Quick Start Guide: Avoiding a High Conflict Divorce

© 2011 by Bill Eddy and Randi Kreger
(Excerpt from SPLITTING: Protecting Yourself While Divorcing Someone with Borderline or Narcissistic Personality Disorder, by Bill Eddy & Randi Kreger, published by New Harbinger press, 2011)

The more prepared you are, the less likely you will be to have a high-conflict divorce. While these hints can’t fully protect you, the sooner you take action on them, the better off you will be. 


1. Develop an emergency plan. Your partner could assault or evict you at any time. Figure out a safe place to go, get some ready cash, and think about who can help you on short notice. Copy important records and keep them in a safe place. (See chapter 5.)


2. As soon as possible after they occur, write down accurate details of problems and events between you and your partner (and others) that could become issues in court. Keep a journal or other written record of anything pertinent. If other people were present, write down their names. Save email and text-message correspondence in a safe place, especially copies of hostile, harassing, and controversial exchanges. (See chapter 5.)


3. Communicate very carefully and respectfully with your partner, because anything may be introduced into evidence. Make any emails, whether initiated by you or in response to your partner, brief, informative, friendly, and firm (BIFF; see chapter 4). This is especially true if your partner’s emails are hostile. Avoid setups for violent confrontations, such as physically fighting over papers, or pushing and shoving. Indicate that you want to settle issues out of court to keep things calm, but always be prepared for the realistic possibility of court. (See chapters 4, 5, 13, and 14.)


4. Protect your children from conflicts between you and your partner. Don’t say anything against your partner, no matter how provoked you might be, because anything could become evidence. Avoid:

o    Asking your children questions about the other parent

o    Discussing court with your children or within their hearing

o    Asking your children to compare you and your partner

o    Giving your children choices between their two parents

o    Exposing your children to your negative emotions

5. Obtain a therapist to help you understand your partner’s behavior, anticipate problems, deal with your emotions around the divorce or separation, and learn about yourself. (See chapter 5.)


6. Hire an attorney with good communication skills, and consult with this professional to prepare for predictable crises and accusations. (See chapters 6 and 7.)

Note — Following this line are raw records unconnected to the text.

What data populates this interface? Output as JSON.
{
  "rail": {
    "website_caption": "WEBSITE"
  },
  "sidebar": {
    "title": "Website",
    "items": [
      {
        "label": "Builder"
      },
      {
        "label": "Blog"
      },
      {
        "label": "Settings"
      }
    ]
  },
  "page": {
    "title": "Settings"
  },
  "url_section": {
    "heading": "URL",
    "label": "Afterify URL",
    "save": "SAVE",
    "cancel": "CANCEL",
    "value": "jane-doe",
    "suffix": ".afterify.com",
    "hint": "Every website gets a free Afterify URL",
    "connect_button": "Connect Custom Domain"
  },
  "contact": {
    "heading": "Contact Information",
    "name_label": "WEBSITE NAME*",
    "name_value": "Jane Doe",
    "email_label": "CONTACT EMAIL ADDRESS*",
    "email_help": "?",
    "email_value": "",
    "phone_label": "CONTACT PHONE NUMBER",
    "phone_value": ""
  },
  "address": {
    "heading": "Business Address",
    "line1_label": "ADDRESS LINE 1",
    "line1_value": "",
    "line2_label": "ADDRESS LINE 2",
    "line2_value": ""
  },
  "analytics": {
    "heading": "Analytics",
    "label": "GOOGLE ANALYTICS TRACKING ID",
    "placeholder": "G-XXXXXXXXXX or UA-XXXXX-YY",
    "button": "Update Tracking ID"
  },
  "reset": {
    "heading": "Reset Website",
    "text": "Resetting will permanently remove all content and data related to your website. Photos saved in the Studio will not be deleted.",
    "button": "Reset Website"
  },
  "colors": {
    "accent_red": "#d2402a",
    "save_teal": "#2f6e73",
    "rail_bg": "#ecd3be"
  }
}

7. Either stop using Facebook, Twitter and other social networking, or turn on all Facebook security and prohibit 3rd parties from tagging or adding things to your Facebook timeline. Make sure your passwords are secure. Make sure that what you want to keep private, such as letters or lists, is kept private. If you delete your account and/or any browsing history, you must keep backup copies in the event it becomes subject to litigation, as there are laws that require preserving electronically stored information. This includes keeping copies of emails and text messages somewhere, if you are ever required to produce them.


8. Tell your family and friends what to expect, how to respond, how they can help, and how to avoid splitting either of you into being viewed as all good or all bad. (See chapter 5 and the appendix.)


Begin all of these steps right away, even before separating, if possible. If your partner is a potential “persuasive blamer” (see chapter 3), there’s a risk that the blamer might use anything you do:

·         As an excuse for abuse or violence

·         To spread rumors against you

·         To publicly humiliate you

·         As the basis for allegations and decisions against you in family court and possibly other courts

These suggestions are not legal advice or therapeutic advice. You should always consult with a local professional regarding any legal or therapeutic matters.

 

Bill Eddy is a lawyer, therapist, mediator and the President of High Conflict Institute. Randi Kreger is the co-author of Stop Walking on Eggshells: Taking Your Life Back When Someone You Love Has Borderline Personality Disorder. High Conflict Institute provides training and resources for dealing with a “high conflict” person in divorce, at work or anywhere. For more information or to order a copy of Splitting, go to: www.HighConflictInstitute.com